(Element data from apps and pages)
= Beginning of Section =

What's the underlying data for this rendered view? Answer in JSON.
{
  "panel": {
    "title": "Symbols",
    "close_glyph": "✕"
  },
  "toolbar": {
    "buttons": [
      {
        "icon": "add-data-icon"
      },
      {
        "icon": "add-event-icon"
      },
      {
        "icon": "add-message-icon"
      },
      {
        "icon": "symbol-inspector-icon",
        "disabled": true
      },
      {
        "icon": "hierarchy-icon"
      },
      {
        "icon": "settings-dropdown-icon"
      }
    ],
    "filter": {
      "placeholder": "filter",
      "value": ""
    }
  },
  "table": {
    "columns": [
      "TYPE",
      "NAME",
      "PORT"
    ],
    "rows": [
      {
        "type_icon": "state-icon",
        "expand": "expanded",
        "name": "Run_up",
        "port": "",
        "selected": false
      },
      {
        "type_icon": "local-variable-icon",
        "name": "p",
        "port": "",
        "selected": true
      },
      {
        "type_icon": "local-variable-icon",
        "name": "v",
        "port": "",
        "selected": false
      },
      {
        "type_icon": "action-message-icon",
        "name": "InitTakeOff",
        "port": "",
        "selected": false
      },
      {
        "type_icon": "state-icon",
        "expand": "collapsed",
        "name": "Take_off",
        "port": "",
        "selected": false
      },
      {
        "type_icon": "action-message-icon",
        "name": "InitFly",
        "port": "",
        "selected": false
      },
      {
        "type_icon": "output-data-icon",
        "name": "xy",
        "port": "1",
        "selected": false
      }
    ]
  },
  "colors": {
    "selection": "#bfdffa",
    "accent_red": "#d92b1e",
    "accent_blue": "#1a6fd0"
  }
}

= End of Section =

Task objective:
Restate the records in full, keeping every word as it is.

Task solution:
What's the underlying data for this rendered view? Answer in JSON.
{
  "panel": {
    "title": "Symbols",
    "close_glyph": "✕"
  },
  "toolbar": {
    "buttons": [
      {
        "icon": "add-data-icon"
      },
      {
        "icon": "add-event-icon"
      },
      {
        "icon": "add-message-icon"
      },
      {
        "icon": "symbol-inspector-icon",
        "disabled": true
      },
      {
        "icon": "hierarchy-icon"
      },
      {
        "icon": "settings-dropdown-icon"
      }
    ],
    "filter": {
      "placeholder": "filter",
      "value": ""
    }
  },
  "table": {
    "columns": [
      "TYPE",
      "NAME",
      "PORT"
    ],
    "rows": [
      {
        "type_icon": "state-icon",
        "expand": "expanded",
        "name": "Run_up",
        "port": "",
        "selected": false
      },
      {
        "type_icon": "local-variable-icon",
        "name": "p",
        "port": "",
        "selected": true
      },
      {
        "type_icon": "local-variable-icon",
        "name": "v",
        "port": "",
        "selected": false
      },
      {
        "type_icon": "action-message-icon",
        "name": "InitTakeOff",
        "port": "",
        "selected": false
      },
      {
        "type_icon": "state-icon",
        "expand": "collapsed",
        "name": "Take_off",
        "port": "",
        "selected": false
      },
      {
        "type_icon": "action-message-icon",
        "name": "InitFly",
        "port": "",
        "selected": false
      },
      {
        "type_icon": "output-data-icon",
        "name": "xy",
        "port": "1",
        "selected": false
      }
    ]
  },
  "colors": {
    "selection": "#bfdffa",
    "accent_red": "#d92b1e",
    "accent_blue": "#1a6fd0"
  }
}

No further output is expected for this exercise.